WSU vet students name Woodland Park Zoo baby giraffe

At seven-weeks-old, Misawa is already 8 feet tall. He is the newest baby giraffe at Seattle’s Woodland Park Zoo and received his name yesterday from the results of a poll taken among Washington State University veterinary students.

From WSU:
The privilege of naming the playful giraffe was extended first to veterinary Dean Bryan Slinker who in turn made it a poll for the students.

“Misawa” is a common greeting in Luo, the primary language spoken in Tanzania and Southwest Kenya near Kisumu. Some recognize the word as meaning “peace.”
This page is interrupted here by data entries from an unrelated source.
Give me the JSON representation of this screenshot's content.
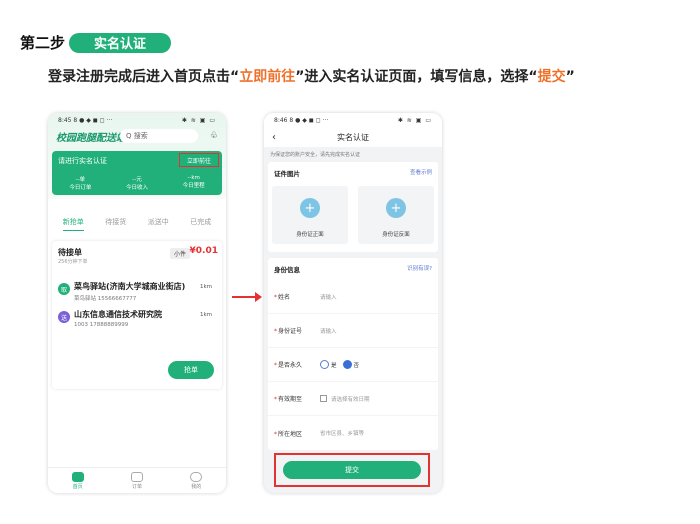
{
  "header": {
    "step_label": "第二步",
    "step_pill": "实名认证",
    "instruction_parts": [
      "登录注册完成后进入首页点击“",
      "立即前往",
      "”进入实名认证页面，填写信息，选择“",
      "提交",
      "”"
    ]
  },
  "phone1": {
    "status_time": "8:45 8 ● ◆ ◼ ◻ ···",
    "status_icons": "✱ ≋ ▣ ▭",
    "logo": "校园跑腿配送端",
    "search_placeholder": "Q 搜索",
    "bell": "♧",
    "card_title": "请进行实名认证",
    "card_button": "立即前往",
    "stats": [
      {
        "value": "--单",
        "label": "今日订单"
      },
      {
        "value": "--元",
        "label": "今日收入"
      },
      {
        "value": "--km",
        "label": "今日里程"
      }
    ],
    "tabs": [
      "新抢单",
      "待接货",
      "派送中",
      "已完成"
    ],
    "order": {
      "title": "待接单",
      "time": "256分钟下单",
      "size": "小件",
      "price": "¥0.01",
      "pickup": {
        "dot": "取",
        "name": "菜鸟驿站(济南大学城商业街店)",
        "sub": "菜鸟驿站 15566667777",
        "km": "1km"
      },
      "dropoff": {
        "dot": "送",
        "name": "山东信息通信技术研究院",
        "sub": "1003 17888889999",
        "km": "1km"
      },
      "grab": "抢单"
    },
    "nav": [
      "首页",
      "订单",
      "我的"
    ]
  },
  "phone2": {
    "status_time": "8:46 8 ● ◆ ◼ ◻ ···",
    "status_icons": "✱ ≋ ▣ ▭",
    "back": "‹",
    "title": "实名认证",
    "notice": "为保证您的账户安全，请先完成实名认证",
    "id_section": {
      "title": "证件图片",
      "link": "查看示例",
      "front": "身份证正面",
      "back": "身份证反面"
    },
    "info_section": {
      "title": "身份信息",
      "link": "识别有误?"
    },
    "fields": {
      "name_label": "姓名",
      "name_ph": "请输入",
      "id_label": "身份证号",
      "id_ph": "请输入",
      "perm_label": "是否永久",
      "perm_yes": "是",
      "perm_no": "否",
      "valid_label": "有效期至",
      "valid_ph": "请选择有效日期",
      "area_label": "所在地区",
      "area_ph": "省市区县、乡镇等"
    },
    "submit": "提交"
  },
  "colors": {
    "green": "#21b07a",
    "red": "#e23232",
    "orange": "#f0702a"
  }
}
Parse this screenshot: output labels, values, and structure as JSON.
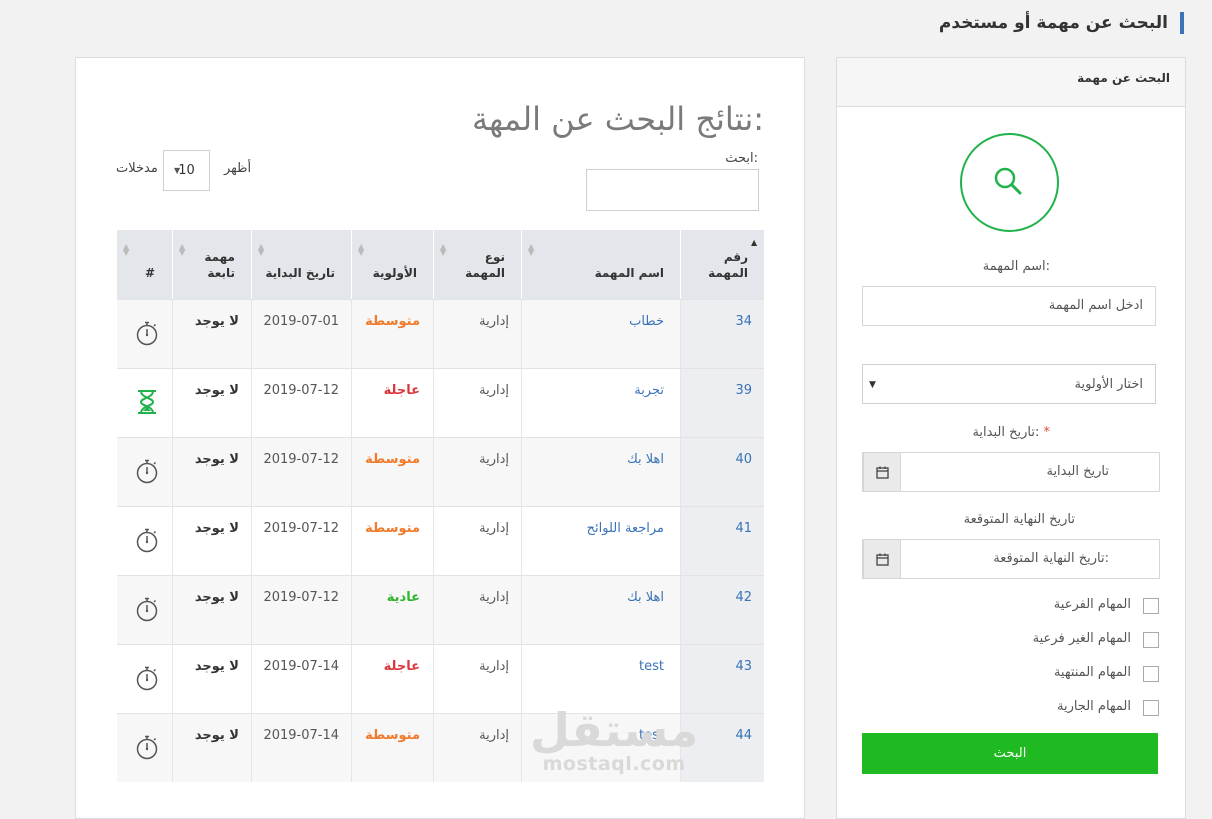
{
  "page": {
    "heading": "البحث عن مهمة أو مستخدم"
  },
  "side_panel": {
    "header": "البحث عن مهمة",
    "task_name_label": "اسم المهمة:",
    "task_name_placeholder": "ادخل اسم المهمة",
    "priority_select": "اختار الأولوية",
    "start_date_label": "تاريخ البداية:",
    "required_mark": "*",
    "start_date_placeholder": "تاريخ البداية",
    "end_date_label": "تاريخ النهاية المتوقعة",
    "end_date_placeholder": "تاريخ النهاية المتوقعة:",
    "checkboxes": [
      {
        "label": "المهام الفرعية",
        "checked": false
      },
      {
        "label": "المهام الغير فرعية",
        "checked": false
      },
      {
        "label": "المهام المنتهية",
        "checked": false
      },
      {
        "label": "المهام الجارية",
        "checked": false
      }
    ],
    "search_button": "البحث",
    "accent_color": "#1fba21"
  },
  "results": {
    "title": "نتائج البحث عن المهة:",
    "search_label": "ابحث:",
    "show_label": "أظهر",
    "page_length": "10",
    "entries_label": "مدخلات",
    "columns": [
      "رقم المهمة",
      "اسم المهمة",
      "نوع المهمة",
      "الأولوية",
      "تاريخ البداية",
      "مهمة تابعة",
      "#"
    ],
    "priority_colors": {
      "متوسطة": "#f07b2b",
      "عاجلة": "#d9363e",
      "عادية": "#2fb52f"
    },
    "rows": [
      {
        "id": "34",
        "name": "خطاب",
        "type": "إدارية",
        "priority": "متوسطة",
        "start": "2019-07-01",
        "dependent": "لا يوجد",
        "icon": "stopwatch-icon"
      },
      {
        "id": "39",
        "name": "تجربة",
        "type": "إدارية",
        "priority": "عاجلة",
        "start": "2019-07-12",
        "dependent": "لا يوجد",
        "icon": "hourglass-icon"
      },
      {
        "id": "40",
        "name": "اهلا بك",
        "type": "إدارية",
        "priority": "متوسطة",
        "start": "2019-07-12",
        "dependent": "لا يوجد",
        "icon": "stopwatch-icon"
      },
      {
        "id": "41",
        "name": "مراجعة اللوائح",
        "type": "إدارية",
        "priority": "متوسطة",
        "start": "2019-07-12",
        "dependent": "لا يوجد",
        "icon": "stopwatch-icon"
      },
      {
        "id": "42",
        "name": "اهلا بك",
        "type": "إدارية",
        "priority": "عادية",
        "start": "2019-07-12",
        "dependent": "لا يوجد",
        "icon": "stopwatch-icon"
      },
      {
        "id": "43",
        "name": "test",
        "type": "إدارية",
        "priority": "عاجلة",
        "start": "2019-07-14",
        "dependent": "لا يوجد",
        "icon": "stopwatch-icon"
      },
      {
        "id": "44",
        "name": "test",
        "type": "إدارية",
        "priority": "متوسطة",
        "start": "2019-07-14",
        "dependent": "لا يوجد",
        "icon": "stopwatch-icon"
      }
    ]
  },
  "watermark": {
    "arabic": "مستقل",
    "latin": "mostaql.com"
  }
}
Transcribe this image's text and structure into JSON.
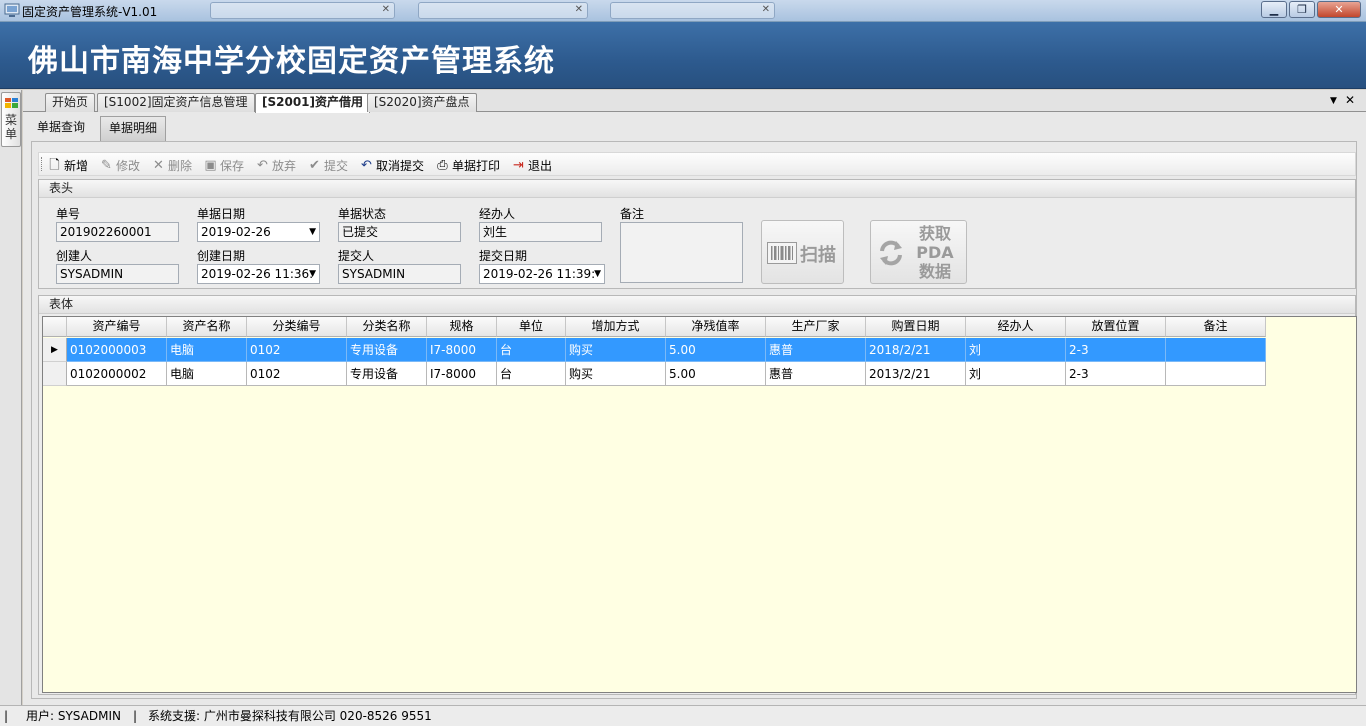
{
  "window": {
    "title": "固定资产管理系统-V1.01",
    "buttons": {
      "minimize": "▁",
      "maximize": "❐",
      "close": "✕"
    }
  },
  "banner": {
    "title": "佛山市南海中学分校固定资产管理系统"
  },
  "side_menu": {
    "label": "菜单",
    "icon": "menu-grid-icon"
  },
  "doc_tabs": [
    {
      "label": "开始页",
      "active": false
    },
    {
      "label": "[S1002]固定资产信息管理",
      "active": false
    },
    {
      "label": "[S2001]资产借用",
      "active": true
    },
    {
      "label": "[S2020]资产盘点",
      "active": false
    }
  ],
  "tab_controls": {
    "dropdown": "▼",
    "close": "✕"
  },
  "sub_tabs": [
    {
      "label": "单据查询",
      "active": false
    },
    {
      "label": "单据明细",
      "active": true
    }
  ],
  "toolbar": {
    "new": "新增",
    "edit": "修改",
    "delete": "删除",
    "save": "保存",
    "discard": "放弃",
    "submit": "提交",
    "cancel_submit": "取消提交",
    "print": "单据打印",
    "exit": "退出"
  },
  "header_section": {
    "title": "表头",
    "doc_no_label": "单号",
    "doc_no": "201902260001",
    "doc_date_label": "单据日期",
    "doc_date": "2019-02-26",
    "status_label": "单据状态",
    "status": "已提交",
    "handler_label": "经办人",
    "handler": "刘生",
    "remark_label": "备注",
    "remark": "",
    "creator_label": "创建人",
    "creator": "SYSADMIN",
    "create_date_label": "创建日期",
    "create_date": "2019-02-26 11:36:",
    "submitter_label": "提交人",
    "submitter": "SYSADMIN",
    "submit_date_label": "提交日期",
    "submit_date": "2019-02-26 11:39:",
    "scan_button": "扫描",
    "pda_button_lines": [
      "获取",
      "PDA",
      "数据"
    ]
  },
  "body_section": {
    "title": "表体",
    "columns": [
      "资产编号",
      "资产名称",
      "分类编号",
      "分类名称",
      "规格",
      "单位",
      "增加方式",
      "净残值率",
      "生产厂家",
      "购置日期",
      "经办人",
      "放置位置",
      "备注"
    ],
    "rows": [
      [
        "0102000003",
        "电脑",
        "0102",
        "专用设备",
        "I7-8000",
        "台",
        "购买",
        "5.00",
        "惠普",
        "2018/2/21",
        "刘",
        "2-3",
        ""
      ],
      [
        "0102000002",
        "电脑",
        "0102",
        "专用设备",
        "I7-8000",
        "台",
        "购买",
        "5.00",
        "惠普",
        "2013/2/21",
        "刘",
        "2-3",
        ""
      ]
    ],
    "selected_row": 0
  },
  "status_bar": {
    "user": "用户: SYSADMIN",
    "support": "系统支援: 广州市曼探科技有限公司 020-8526 9551"
  }
}
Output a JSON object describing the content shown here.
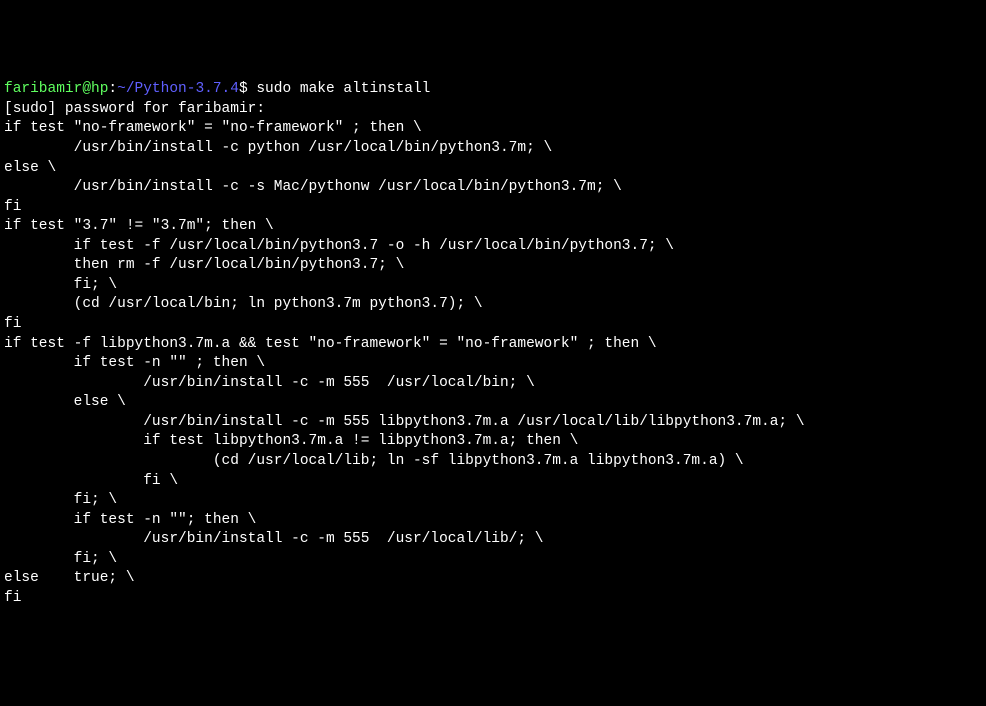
{
  "prompt": {
    "user": "faribamir@hp",
    "colon": ":",
    "path": "~/Python-3.7.4",
    "dollar": "$ ",
    "command": "sudo make altinstall"
  },
  "lines": [
    "[sudo] password for faribamir:",
    "if test \"no-framework\" = \"no-framework\" ; then \\",
    "        /usr/bin/install -c python /usr/local/bin/python3.7m; \\",
    "else \\",
    "        /usr/bin/install -c -s Mac/pythonw /usr/local/bin/python3.7m; \\",
    "fi",
    "if test \"3.7\" != \"3.7m\"; then \\",
    "        if test -f /usr/local/bin/python3.7 -o -h /usr/local/bin/python3.7; \\",
    "        then rm -f /usr/local/bin/python3.7; \\",
    "        fi; \\",
    "        (cd /usr/local/bin; ln python3.7m python3.7); \\",
    "fi",
    "if test -f libpython3.7m.a && test \"no-framework\" = \"no-framework\" ; then \\",
    "        if test -n \"\" ; then \\",
    "                /usr/bin/install -c -m 555  /usr/local/bin; \\",
    "        else \\",
    "                /usr/bin/install -c -m 555 libpython3.7m.a /usr/local/lib/libpython3.7m.a; \\",
    "                if test libpython3.7m.a != libpython3.7m.a; then \\",
    "                        (cd /usr/local/lib; ln -sf libpython3.7m.a libpython3.7m.a) \\",
    "                fi \\",
    "        fi; \\",
    "        if test -n \"\"; then \\",
    "                /usr/bin/install -c -m 555  /usr/local/lib/; \\",
    "        fi; \\",
    "else    true; \\",
    "fi"
  ]
}
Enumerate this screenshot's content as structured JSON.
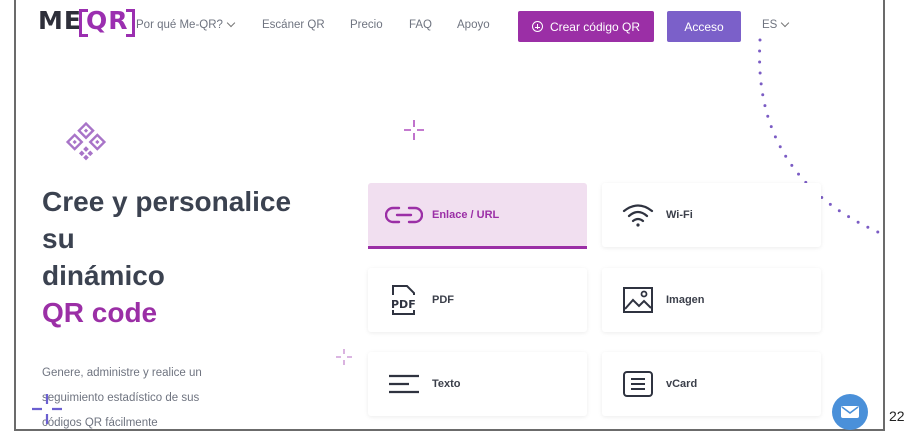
{
  "nav": {
    "logo_me": "ME",
    "logo_qr": "QR",
    "items": [
      {
        "label": "Por qué Me-QR?",
        "has_dropdown": true
      },
      {
        "label": "Escáner QR",
        "has_dropdown": false
      },
      {
        "label": "Precio",
        "has_dropdown": false
      },
      {
        "label": "FAQ",
        "has_dropdown": false
      },
      {
        "label": "Apoyo",
        "has_dropdown": false
      }
    ],
    "create_button": "Crear código QR",
    "login_button": "Acceso",
    "language": "ES"
  },
  "hero": {
    "line1": "Cree y personalice",
    "line2": "su",
    "line3": "dinámico",
    "line4": "QR code",
    "subtitle_lines": [
      "Genere, administre y realice un",
      "seguimiento estadístico de sus",
      "códigos QR fácilmente"
    ]
  },
  "cards": [
    {
      "label": "Enlace / URL",
      "icon": "link-icon",
      "active": true
    },
    {
      "label": "Wi-Fi",
      "icon": "wifi-icon",
      "active": false
    },
    {
      "label": "PDF",
      "icon": "pdf-icon",
      "active": false
    },
    {
      "label": "Imagen",
      "icon": "image-icon",
      "active": false
    },
    {
      "label": "Texto",
      "icon": "text-icon",
      "active": false
    },
    {
      "label": "vCard",
      "icon": "vcard-icon",
      "active": false
    }
  ],
  "page_number": "22",
  "colors": {
    "brand_purple": "#9b2fa6",
    "login_purple": "#7b60c9",
    "heading": "#3b4250",
    "active_card_bg": "#f1dff0",
    "chat_blue": "#4a90d9"
  }
}
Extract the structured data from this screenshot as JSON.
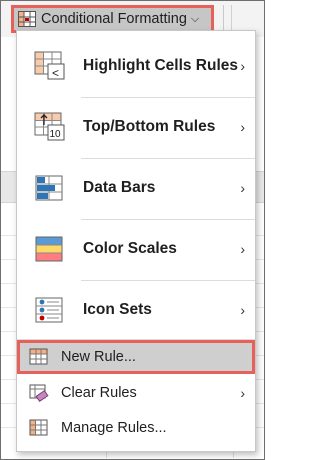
{
  "ribbon": {
    "button_label": "Conditional Formatting",
    "chevron": "chevron-down-icon"
  },
  "menu": {
    "big_items": [
      {
        "label": "Highlight Cells Rules",
        "icon": "highlight-cells-rules-icon",
        "badge": "<"
      },
      {
        "label": "Top/Bottom Rules",
        "icon": "top-bottom-rules-icon",
        "badge": "10"
      },
      {
        "label": "Data Bars",
        "icon": "data-bars-icon"
      },
      {
        "label": "Color Scales",
        "icon": "color-scales-icon"
      },
      {
        "label": "Icon Sets",
        "icon": "icon-sets-icon"
      }
    ],
    "small_items": [
      {
        "label": "New Rule...",
        "icon": "new-rule-icon",
        "selected": true
      },
      {
        "label": "Clear Rules",
        "icon": "clear-rules-icon",
        "submenu": true
      },
      {
        "label": "Manage Rules...",
        "icon": "manage-rules-icon"
      }
    ],
    "submenu_chevron": "›"
  },
  "colors": {
    "highlight_border": "#e8605a",
    "selected_bg": "#cfcfcf",
    "accent_blue": "#2e75b6",
    "accent_orange": "#f4a460"
  }
}
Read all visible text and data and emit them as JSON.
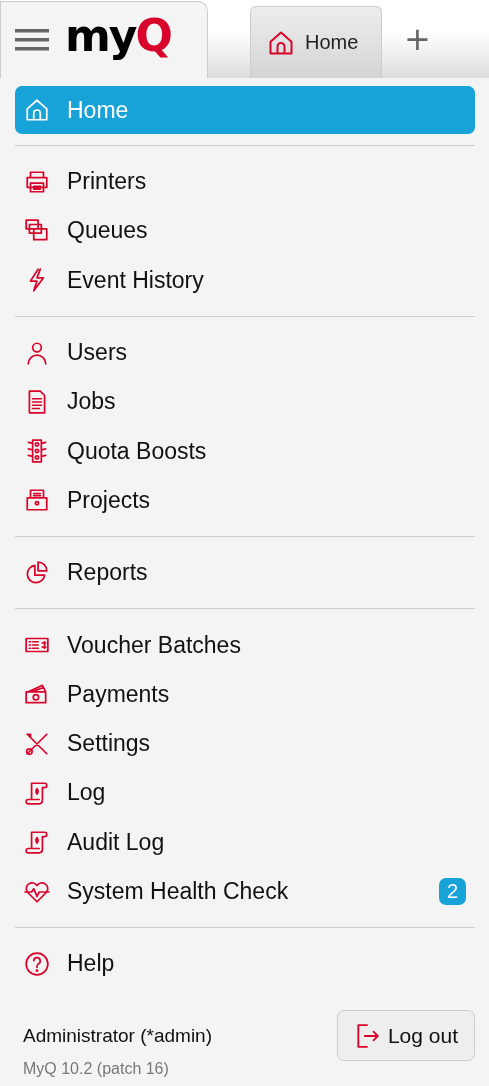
{
  "header": {
    "logo": {
      "dark": "my",
      "accent": "Q"
    },
    "tabs": [
      {
        "label": "Home",
        "selected": true
      }
    ],
    "new_tab": "+"
  },
  "menu": [
    [
      {
        "label": "Home",
        "selected": true
      }
    ],
    [
      {
        "label": "Printers",
        "selected": false
      },
      {
        "label": "Queues",
        "selected": false
      },
      {
        "label": "Event History",
        "selected": false
      }
    ],
    [
      {
        "label": "Users",
        "selected": false
      },
      {
        "label": "Jobs",
        "selected": false
      },
      {
        "label": "Quota Boosts",
        "selected": false
      },
      {
        "label": "Projects",
        "selected": false
      }
    ],
    [
      {
        "label": "Reports",
        "selected": false
      }
    ],
    [
      {
        "label": "Voucher Batches",
        "selected": false
      },
      {
        "label": "Payments",
        "selected": false
      },
      {
        "label": "Settings",
        "selected": false
      },
      {
        "label": "Log",
        "selected": false
      },
      {
        "label": "Audit Log",
        "selected": false
      },
      {
        "label": "System Health Check",
        "selected": false,
        "badge": "2"
      }
    ],
    [
      {
        "label": "Help",
        "selected": false
      }
    ]
  ],
  "footer": {
    "user": "Administrator (*admin)",
    "version": "MyQ 10.2 (patch 16)",
    "logout": "Log out"
  }
}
“The zoo extended an extraordinary privilege to name Misawa to WSU’s veterinary program,” said Slinker. “I felt it was only fitting that we use the opportunity reflect our work not only with the Woodland Park Zoo but also in Africa and at the same time provide a small diversion for our students.”

Protecting people, animals, livelihoods:

Dirty Dash registration opens

Dirty Dash registration opens


The popular Dirty Dash opened registration today for the 2013 “race” to be held at Riverside State Park on July 13.

Loyalty registration, which runs until Jan. 30, costs only $35. After that the price to sign up steadily rises the closer we get to the event.

“Resolve to make 2013 your dirtiest yet and we guarantee to make that happen for you in one unforgettable morning of feasting on filth, groveling through grime, delighting in dirt, and wallowing in mud rather than self-pity,” a news release from Dirty Dash said.

Sign up at thedirtydash.com.

Campus Police calls in backup for bird in WSU's French Ad

It’s been awhile since we dived into Pullman Police’s daily activity log. One incident from Monday evening caught our eye. A bird was bothering the French Administration building. It was flying around inside and Ofc. Brandon Koe assisted campus police to remove the menace.

We spoke with Commander Chris Tennant who explained that Ofc. Koe luckily had access to the animal control officer’s vehicle which had a net inside. They caught the bird and life continued.

“We help whenever we can. We don’t usually chase birds around with nets,” Tennant said.

Full disclosure on our part, a bird in a building story is always on our radar because KXLY’s studios in Spokane has a terrible bird problem at times. Sometimes if you listen carefully to the newscast, you might hear the gentle chirp of birds tweeting away or that’s our @kxly4news Twitter account.

Tundra The Snowy Owl

A snowy owl hit by a car near the town of Davenport is being treated at the Washington State University's Veterinary Teaching Hospital. A world-renowned snowy owl expert says the owl, named Tundra, is part of a phenomenon nationwide unlike anything ever recorded.  With hand-fed meals, a bowl of ice and a fan to keep him cool, the Arctic visitor just might call the Palouse his new home.

Washington Fish and Wildlife Officer Curt Wood found Tundra when someone reported the little guy hopping along the road near Davenport.  Wood says he considered killing Tundra when he noticed he had a broken wing, but says the bird's beauty convinced him not to.

"The owl was very beautiful, and it just looked at me with those big yellow eyes, blinking them from time to time," he said. "It seemed to be totally at ease with me, as if it knew that I was going to save it, so I didn't have the heart to put it down."